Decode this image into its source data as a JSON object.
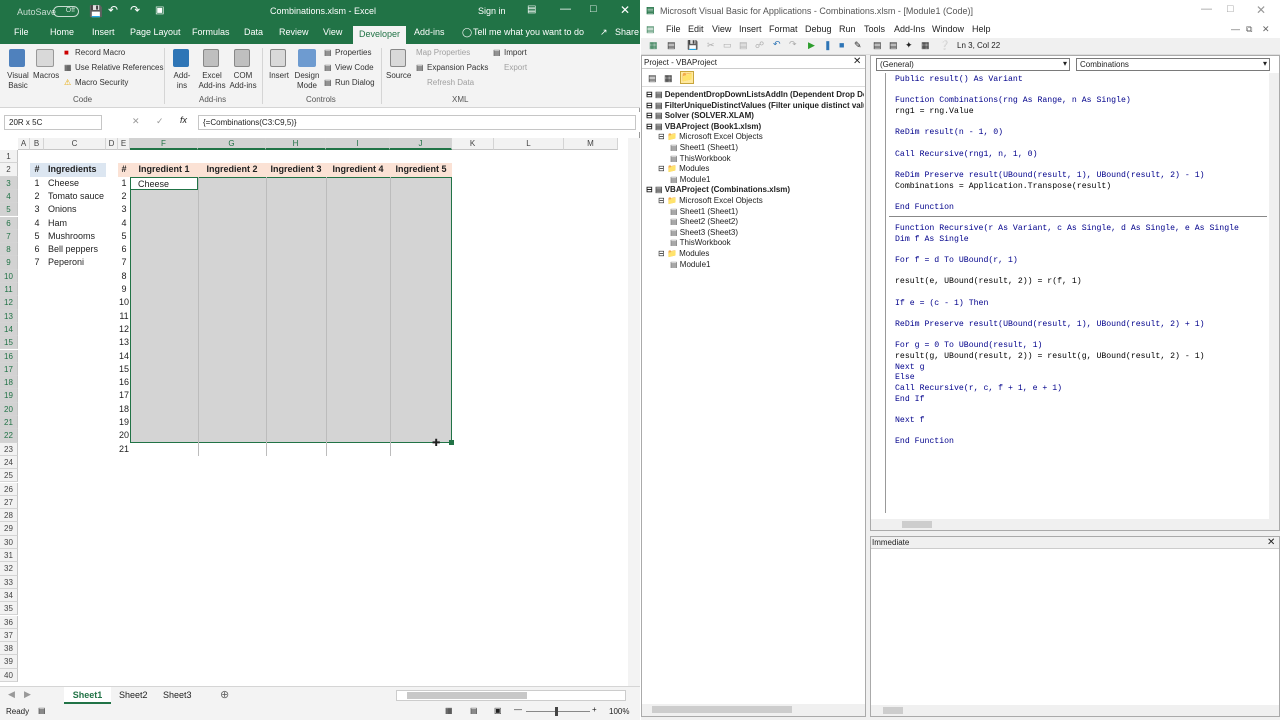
{
  "excel": {
    "autosave_label": "AutoSave",
    "autosave_state": "Off",
    "title": "Combinations.xlsm  -  Excel",
    "signin": "Sign in",
    "tabs": [
      "File",
      "Home",
      "Insert",
      "Page Layout",
      "Formulas",
      "Data",
      "Review",
      "View",
      "Developer",
      "Add-ins"
    ],
    "tell_me": "Tell me what you want to do",
    "share": "Share",
    "ribbon": {
      "visual_basic": "Visual Basic",
      "macros": "Macros",
      "record_macro": "Record Macro",
      "use_relative": "Use Relative References",
      "macro_security": "Macro Security",
      "group_code": "Code",
      "addins": "Add-ins",
      "excel_addins": "Excel Add-ins",
      "com_addins": "COM Add-ins",
      "group_addins": "Add-ins",
      "insert": "Insert",
      "design_mode": "Design Mode",
      "properties": "Properties",
      "view_code": "View Code",
      "run_dialog": "Run Dialog",
      "group_controls": "Controls",
      "source": "Source",
      "map_properties": "Map Properties",
      "expansion_packs": "Expansion Packs",
      "refresh_data": "Refresh Data",
      "import": "Import",
      "export": "Export",
      "group_xml": "XML"
    },
    "name_box": "20R x 5C",
    "formula": "{=Combinations(C3:C9,5)}",
    "columns": [
      "A",
      "B",
      "C",
      "D",
      "E",
      "F",
      "G",
      "H",
      "I",
      "J",
      "K",
      "L",
      "M"
    ],
    "ingredients_header": {
      "num": "#",
      "name": "Ingredients"
    },
    "ingredients": [
      {
        "num": "1",
        "name": "Cheese"
      },
      {
        "num": "2",
        "name": "Tomato sauce"
      },
      {
        "num": "3",
        "name": "Onions"
      },
      {
        "num": "4",
        "name": "Ham"
      },
      {
        "num": "5",
        "name": "Mushrooms"
      },
      {
        "num": "6",
        "name": "Bell peppers"
      },
      {
        "num": "7",
        "name": "Peperoni"
      }
    ],
    "combo_headers": [
      "#",
      "Ingredient 1",
      "Ingredient 2",
      "Ingredient 3",
      "Ingredient 4",
      "Ingredient 5"
    ],
    "combo_rows": [
      "1",
      "2",
      "3",
      "4",
      "5",
      "6",
      "7",
      "8",
      "9",
      "10",
      "11",
      "12",
      "13",
      "14",
      "15",
      "16",
      "17",
      "18",
      "19",
      "20",
      "21"
    ],
    "first_cell": "Cheese",
    "sheets": [
      "Sheet1",
      "Sheet2",
      "Sheet3"
    ],
    "status": "Ready",
    "zoom": "100%"
  },
  "vba": {
    "title": "Microsoft Visual Basic for Applications - Combinations.xlsm - [Module1 (Code)]",
    "menu": [
      "File",
      "Edit",
      "View",
      "Insert",
      "Format",
      "Debug",
      "Run",
      "Tools",
      "Add-Ins",
      "Window",
      "Help"
    ],
    "cursor_pos": "Ln 3, Col 22",
    "project_title": "Project - VBAProject",
    "tree": [
      {
        "label": "DependentDropDownListsAddIn (Dependent Drop Do",
        "level": 0,
        "bold": true
      },
      {
        "label": "FilterUniqueDistinctValues (Filter unique distinct valu",
        "level": 0,
        "bold": true
      },
      {
        "label": "Solver (SOLVER.XLAM)",
        "level": 0,
        "bold": true
      },
      {
        "label": "VBAProject (Book1.xlsm)",
        "level": 0,
        "bold": true
      },
      {
        "label": "Microsoft Excel Objects",
        "level": 1,
        "bold": false
      },
      {
        "label": "Sheet1 (Sheet1)",
        "level": 2,
        "bold": false
      },
      {
        "label": "ThisWorkbook",
        "level": 2,
        "bold": false
      },
      {
        "label": "Modules",
        "level": 1,
        "bold": false
      },
      {
        "label": "Module1",
        "level": 2,
        "bold": false
      },
      {
        "label": "VBAProject (Combinations.xlsm)",
        "level": 0,
        "bold": true
      },
      {
        "label": "Microsoft Excel Objects",
        "level": 1,
        "bold": false
      },
      {
        "label": "Sheet1 (Sheet1)",
        "level": 2,
        "bold": false
      },
      {
        "label": "Sheet2 (Sheet2)",
        "level": 2,
        "bold": false
      },
      {
        "label": "Sheet3 (Sheet3)",
        "level": 2,
        "bold": false
      },
      {
        "label": "ThisWorkbook",
        "level": 2,
        "bold": false
      },
      {
        "label": "Modules",
        "level": 1,
        "bold": false
      },
      {
        "label": "Module1",
        "level": 2,
        "bold": false
      }
    ],
    "object_dropdown": "(General)",
    "proc_dropdown": "Combinations",
    "code": [
      "Public result() As Variant",
      "",
      "Function Combinations(rng As Range, n As Single)",
      "rng1 = rng.Value",
      "",
      "ReDim result(n - 1, 0)",
      "",
      "Call Recursive(rng1, n, 1, 0)",
      "",
      "ReDim Preserve result(UBound(result, 1), UBound(result, 2) - 1)",
      "Combinations = Application.Transpose(result)",
      "",
      "End Function",
      "",
      "Function Recursive(r As Variant, c As Single, d As Single, e As Single",
      "Dim f As Single",
      "",
      "For f = d To UBound(r, 1)",
      "",
      "result(e, UBound(result, 2)) = r(f, 1)",
      "",
      "If e = (c - 1) Then",
      "",
      "ReDim Preserve result(UBound(result, 1), UBound(result, 2) + 1)",
      "",
      "For g = 0 To UBound(result, 1)",
      "result(g, UBound(result, 2)) = result(g, UBound(result, 2) - 1)",
      "Next g",
      "Else",
      "Call Recursive(r, c, f + 1, e + 1)",
      "End If",
      "",
      "Next f",
      "",
      "End Function"
    ],
    "immediate_title": "Immediate"
  }
}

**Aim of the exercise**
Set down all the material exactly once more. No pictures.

**Output of the task**
Decode this image into its source data as a JSON object.
{
  "excel": {
    "autosave_label": "AutoSave",
    "autosave_state": "Off",
    "title": "Combinations.xlsm  -  Excel",
    "signin": "Sign in",
    "tabs": [
      "File",
      "Home",
      "Insert",
      "Page Layout",
      "Formulas",
      "Data",
      "Review",
      "View",
      "Developer",
      "Add-ins"
    ],
    "tell_me": "Tell me what you want to do",
    "share": "Share",
    "ribbon": {
      "visual_basic": "Visual Basic",
      "macros": "Macros",
      "record_macro": "Record Macro",
      "use_relative": "Use Relative References",
      "macro_security": "Macro Security",
      "group_code": "Code",
      "addins": "Add-ins",
      "excel_addins": "Excel Add-ins",
      "com_addins": "COM Add-ins",
      "group_addins": "Add-ins",
      "insert": "Insert",
      "design_mode": "Design Mode",
      "properties": "Properties",
      "view_code": "View Code",
      "run_dialog": "Run Dialog",
      "group_controls": "Controls",
      "source": "Source",
      "map_properties": "Map Properties",
      "expansion_packs": "Expansion Packs",
      "refresh_data": "Refresh Data",
      "import": "Import",
      "export": "Export",
      "group_xml": "XML"
    },
    "name_box": "20R x 5C",
    "formula": "{=Combinations(C3:C9,5)}",
    "columns": [
      "A",
      "B",
      "C",
      "D",
      "E",
      "F",
      "G",
      "H",
      "I",
      "J",
      "K",
      "L",
      "M"
    ],
    "ingredients_header": {
      "num": "#",
      "name": "Ingredients"
    },
    "ingredients": [
      {
        "num": "1",
        "name": "Cheese"
      },
      {
        "num": "2",
        "name": "Tomato sauce"
      },
      {
        "num": "3",
        "name": "Onions"
      },
      {
        "num": "4",
        "name": "Ham"
      },
      {
        "num": "5",
        "name": "Mushrooms"
      },
      {
        "num": "6",
        "name": "Bell peppers"
      },
      {
        "num": "7",
        "name": "Peperoni"
      }
    ],
    "combo_headers": [
      "#",
      "Ingredient 1",
      "Ingredient 2",
      "Ingredient 3",
      "Ingredient 4",
      "Ingredient 5"
    ],
    "combo_rows": [
      "1",
      "2",
      "3",
      "4",
      "5",
      "6",
      "7",
      "8",
      "9",
      "10",
      "11",
      "12",
      "13",
      "14",
      "15",
      "16",
      "17",
      "18",
      "19",
      "20",
      "21"
    ],
    "first_cell": "Cheese",
    "sheets": [
      "Sheet1",
      "Sheet2",
      "Sheet3"
    ],
    "status": "Ready",
    "zoom": "100%"
  },
  "vba": {
    "title": "Microsoft Visual Basic for Applications - Combinations.xlsm - [Module1 (Code)]",
    "menu": [
      "File",
      "Edit",
      "View",
      "Insert",
      "Format",
      "Debug",
      "Run",
      "Tools",
      "Add-Ins",
      "Window",
      "Help"
    ],
    "cursor_pos": "Ln 3, Col 22",
    "project_title": "Project - VBAProject",
    "tree": [
      {
        "label": "DependentDropDownListsAddIn (Dependent Drop Do",
        "level": 0,
        "bold": true
      },
      {
        "label": "FilterUniqueDistinctValues (Filter unique distinct valu",
        "level": 0,
        "bold": true
      },
      {
        "label": "Solver (SOLVER.XLAM)",
        "level": 0,
        "bold": true
      },
      {
        "label": "VBAProject (Book1.xlsm)",
        "level": 0,
        "bold": true
      },
      {
        "label": "Microsoft Excel Objects",
        "level": 1,
        "bold": false
      },
      {
        "label": "Sheet1 (Sheet1)",
        "level": 2,
        "bold": false
      },
      {
        "label": "ThisWorkbook",
        "level": 2,
        "bold": false
      },
      {
        "label": "Modules",
        "level": 1,
        "bold": false
      },
      {
        "label": "Module1",
        "level": 2,
        "bold": false
      },
      {
        "label": "VBAProject (Combinations.xlsm)",
        "level": 0,
        "bold": true
      },
      {
        "label": "Microsoft Excel Objects",
        "level": 1,
        "bold": false
      },
      {
        "label": "Sheet1 (Sheet1)",
        "level": 2,
        "bold": false
      },
      {
        "label": "Sheet2 (Sheet2)",
        "level": 2,
        "bold": false
      },
      {
        "label": "Sheet3 (Sheet3)",
        "level": 2,
        "bold": false
      },
      {
        "label": "ThisWorkbook",
        "level": 2,
        "bold": false
      },
      {
        "label": "Modules",
        "level": 1,
        "bold": false
      },
      {
        "label": "Module1",
        "level": 2,
        "bold": false
      }
    ],
    "object_dropdown": "(General)",
    "proc_dropdown": "Combinations",
    "code": [
      "Public result() As Variant",
      "",
      "Function Combinations(rng As Range, n As Single)",
      "rng1 = rng.Value",
      "",
      "ReDim result(n - 1, 0)",
      "",
      "Call Recursive(rng1, n, 1, 0)",
      "",
      "ReDim Preserve result(UBound(result, 1), UBound(result, 2) - 1)",
      "Combinations = Application.Transpose(result)",
      "",
      "End Function",
      "",
      "Function Recursive(r As Variant, c As Single, d As Single, e As Single",
      "Dim f As Single",
      "",
      "For f = d To UBound(r, 1)",
      "",
      "result(e, UBound(result, 2)) = r(f, 1)",
      "",
      "If e = (c - 1) Then",
      "",
      "ReDim Preserve result(UBound(result, 1), UBound(result, 2) + 1)",
      "",
      "For g = 0 To UBound(result, 1)",
      "result(g, UBound(result, 2)) = result(g, UBound(result, 2) - 1)",
      "Next g",
      "Else",
      "Call Recursive(r, c, f + 1, e + 1)",
      "End If",
      "",
      "Next f",
      "",
      "End Function"
    ],
    "immediate_title": "Immediate"
  }
}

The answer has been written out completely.